Clifford Jones has spent a working lifetime in teaching, research and writing on fuels and combustion. He has held academic posts in the UK and Australia and has held visiting posts in a number of countries including Kazakhstan. He has written over 20 books and numerous papers and articles. He has maj
This book commences discussion at the industrial revolution and attempts to unfold the chronology of energy supply between then and the First World War. Coal features throughout the book and there is also detailed coverage of the early years of the oil industry. Political and social factors and the interplay of those with fuel demand are emphasised.
It is difficult to claim to have an in-depth knowledge of a subject if such knowledge is restricted to the present and the recent past. Information and insights on a particular topic from the past can, in a well informed mind, be reprocessed and contribute to the topic in the present and, even more importantly, in the future. This is saying no more than Lewis Carroll’s maxim:

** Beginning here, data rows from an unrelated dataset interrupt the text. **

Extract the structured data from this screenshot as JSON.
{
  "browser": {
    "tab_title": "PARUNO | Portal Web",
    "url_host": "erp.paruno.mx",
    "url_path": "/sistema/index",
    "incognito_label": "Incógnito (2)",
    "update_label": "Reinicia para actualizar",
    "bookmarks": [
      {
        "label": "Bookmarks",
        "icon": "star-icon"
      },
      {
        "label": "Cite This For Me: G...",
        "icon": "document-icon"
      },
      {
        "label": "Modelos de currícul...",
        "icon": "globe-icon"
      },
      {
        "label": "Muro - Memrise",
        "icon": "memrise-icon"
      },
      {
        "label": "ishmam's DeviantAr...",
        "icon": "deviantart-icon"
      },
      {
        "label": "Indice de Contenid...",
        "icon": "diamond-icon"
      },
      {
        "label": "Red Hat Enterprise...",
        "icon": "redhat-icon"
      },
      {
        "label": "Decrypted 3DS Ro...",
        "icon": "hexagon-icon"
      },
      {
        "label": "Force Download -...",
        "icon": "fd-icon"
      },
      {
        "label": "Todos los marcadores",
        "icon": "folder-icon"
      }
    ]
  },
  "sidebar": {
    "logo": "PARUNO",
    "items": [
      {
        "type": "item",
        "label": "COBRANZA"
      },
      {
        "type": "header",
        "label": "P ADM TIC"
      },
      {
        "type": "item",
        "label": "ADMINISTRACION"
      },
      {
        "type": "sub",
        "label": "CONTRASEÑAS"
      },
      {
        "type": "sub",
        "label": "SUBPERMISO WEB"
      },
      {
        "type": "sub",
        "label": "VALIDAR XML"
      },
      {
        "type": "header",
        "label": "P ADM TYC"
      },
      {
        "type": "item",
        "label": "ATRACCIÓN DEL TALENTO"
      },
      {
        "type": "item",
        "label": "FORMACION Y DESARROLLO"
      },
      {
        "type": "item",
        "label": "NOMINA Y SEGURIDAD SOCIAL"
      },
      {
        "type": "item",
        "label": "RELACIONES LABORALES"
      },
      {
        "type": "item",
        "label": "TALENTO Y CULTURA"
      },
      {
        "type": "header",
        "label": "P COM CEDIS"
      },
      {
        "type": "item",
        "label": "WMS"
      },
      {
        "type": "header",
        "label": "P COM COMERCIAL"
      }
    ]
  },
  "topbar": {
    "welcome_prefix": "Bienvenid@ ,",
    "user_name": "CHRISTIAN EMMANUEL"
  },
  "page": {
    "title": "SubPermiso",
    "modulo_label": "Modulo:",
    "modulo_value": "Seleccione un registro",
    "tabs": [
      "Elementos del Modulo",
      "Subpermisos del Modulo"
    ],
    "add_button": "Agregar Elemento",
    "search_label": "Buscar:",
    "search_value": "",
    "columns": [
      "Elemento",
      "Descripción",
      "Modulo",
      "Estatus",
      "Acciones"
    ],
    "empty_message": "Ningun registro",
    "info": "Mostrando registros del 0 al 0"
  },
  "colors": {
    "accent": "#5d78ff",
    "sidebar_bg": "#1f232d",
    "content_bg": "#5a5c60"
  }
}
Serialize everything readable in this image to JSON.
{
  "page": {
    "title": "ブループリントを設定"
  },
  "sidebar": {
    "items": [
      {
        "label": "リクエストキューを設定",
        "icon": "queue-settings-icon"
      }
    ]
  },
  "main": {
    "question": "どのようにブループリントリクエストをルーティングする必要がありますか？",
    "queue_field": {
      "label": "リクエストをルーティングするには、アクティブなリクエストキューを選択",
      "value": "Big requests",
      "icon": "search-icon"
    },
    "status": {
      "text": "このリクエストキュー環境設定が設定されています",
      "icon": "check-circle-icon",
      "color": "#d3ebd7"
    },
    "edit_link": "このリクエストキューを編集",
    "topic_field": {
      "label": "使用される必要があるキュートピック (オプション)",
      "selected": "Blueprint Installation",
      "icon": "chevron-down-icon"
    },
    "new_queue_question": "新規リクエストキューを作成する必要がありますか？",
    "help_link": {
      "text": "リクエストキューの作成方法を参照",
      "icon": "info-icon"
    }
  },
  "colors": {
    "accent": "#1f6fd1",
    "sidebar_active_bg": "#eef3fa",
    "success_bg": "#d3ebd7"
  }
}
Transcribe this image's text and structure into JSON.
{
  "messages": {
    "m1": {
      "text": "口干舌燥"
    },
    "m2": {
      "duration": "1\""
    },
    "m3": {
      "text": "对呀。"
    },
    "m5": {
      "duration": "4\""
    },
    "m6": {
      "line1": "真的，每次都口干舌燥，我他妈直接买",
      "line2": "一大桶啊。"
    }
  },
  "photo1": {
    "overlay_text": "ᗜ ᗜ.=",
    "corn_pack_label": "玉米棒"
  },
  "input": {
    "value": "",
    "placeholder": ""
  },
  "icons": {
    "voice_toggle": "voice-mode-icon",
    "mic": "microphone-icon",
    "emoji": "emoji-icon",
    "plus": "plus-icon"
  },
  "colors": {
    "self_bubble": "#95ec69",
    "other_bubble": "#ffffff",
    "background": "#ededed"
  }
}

‘It’s a poor sort of memory that only works backwards’
This monograph of a little under 8000 words is an attempt to outline fuel supply from the late eighteenth century, when steam power was first becoming prevalent, up to immediately before the First World War. The treatment is quantitative, there being a number of calculations relevant to fuel performance. Prices are brought up to date by use of a recognised index accessible on the Web. The importance of the availability of crude oil from circa 1860 onwards is brought out, and growth in the oil industry over the next several decades analysed. Social and political themes feature centrally.
The text is structured as a monograph having sections instead of chapters. It is directed primarily at those with professional involvement in energy supply. Those seeking to understand the role of energy supply in world affairs – more important now than it ever was – might also benefit from the text. I shall welcome comments from readers.
Aberdeen, April 2010.